Obama stopped short of calling the ouster of President Mohammed Morsi a coup d’etat. In a carefully worded statement, Obama said he was “deeply concerned” by the military’s move to topple Morsi’s government and suspend Egypt’s constitution. He said he was ordering the U.S. government to assess what the military’s actions meant for U.S. foreign aid to Egypt. Under U.S. law, the government must suspend foreign aid to any nation whose elected leader is ousted in a coup d’etat. The U.S. provides $1.5 billion a year to Egypt in military and economic assistance that is considered a critical U.S. national security priority.
Obama said. The U.S. wasn’t taking sides in the conflict, committing itself only to democracy and respect for the rule of law, Obama said. Egyptian armed forces on Wednesday ousted Morsi, an Islamist and Egypt’s first democratically elected president, after just a year in power. The military installed a temporary civilian government, suspended the constitution and called for new elections.

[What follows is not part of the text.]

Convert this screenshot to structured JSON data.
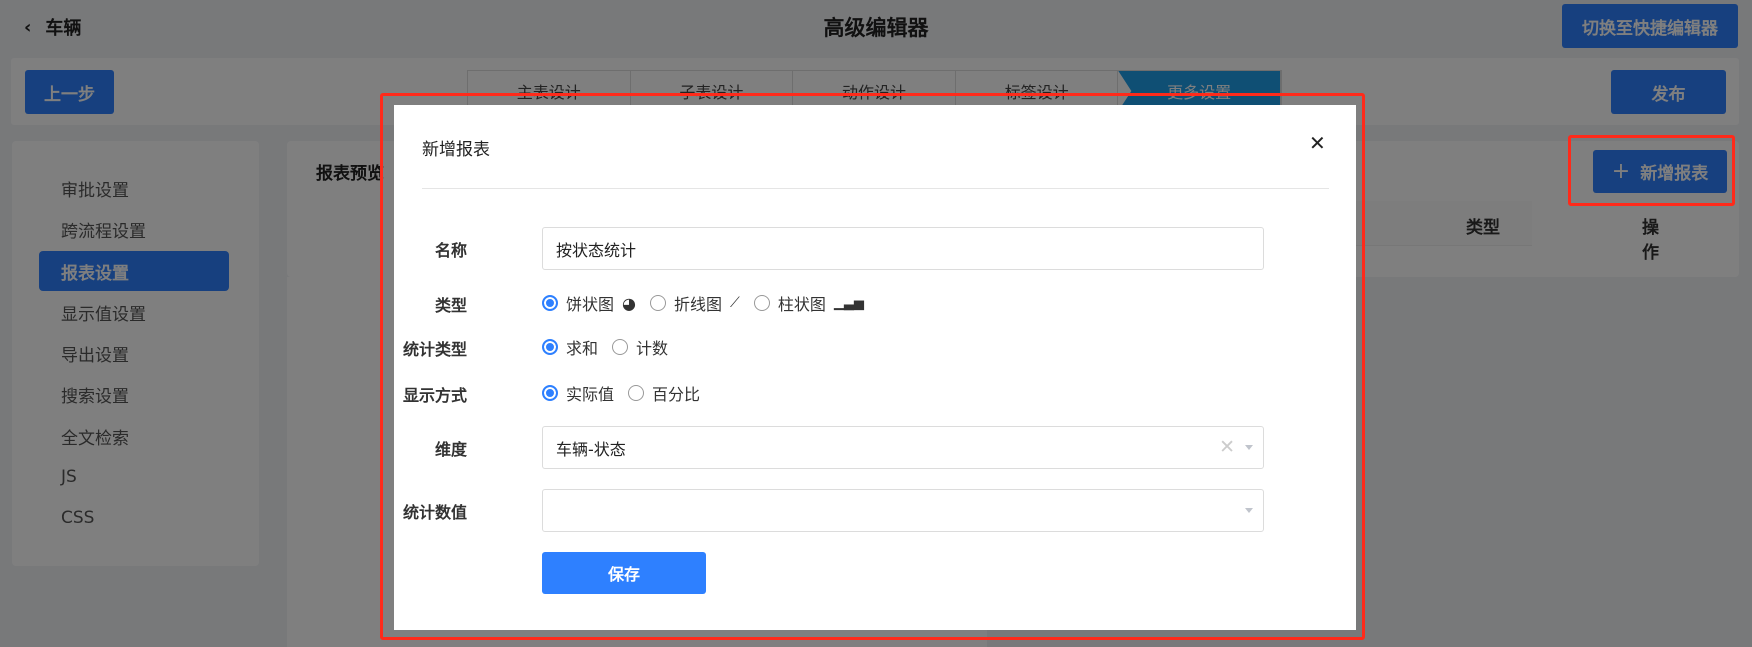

As I have said since the Egyptian Revolution, the United States supports a set of core principles, including opposition to violence, protection of universal human rights, and reform that meets the legitimate aspirations of the people. The United States does not support particular individuals or political parties, but we are committed to the democratic process and respect for the rule of law. Since the current unrest in Egypt began, we have called on all parties to work together to address the legitimate grievances of the Egyptian people, in accordance with the democratic process, and without recourse to violence or the use of force.
I now call on the Egyptian military to move quickly and responsibly to return full authority back to a democratically elected civilian government as soon as possible through an inclusive and transparent process, and to avoid any arbitrary arrests of President Morsy and his supporters. The goal of any political process should be a government that respects the rights of all people, majority and minority; that institutionalizes the checks and balances upon which democracy depends; and that places the interests of the people above party or faction. An honest, capable and representative government is what ordinary Egyptians seek and what they deserve.
With Egypt in Full Coup Mode, Guess Where the U.S. Secretary of State Reportedly Spent Time Wednesday?
Kerry was on a boat.!
Sources—newsmax, ap, hamza hendawi, Maggie Michael, sarah el deeb, the blaze, Jason howerton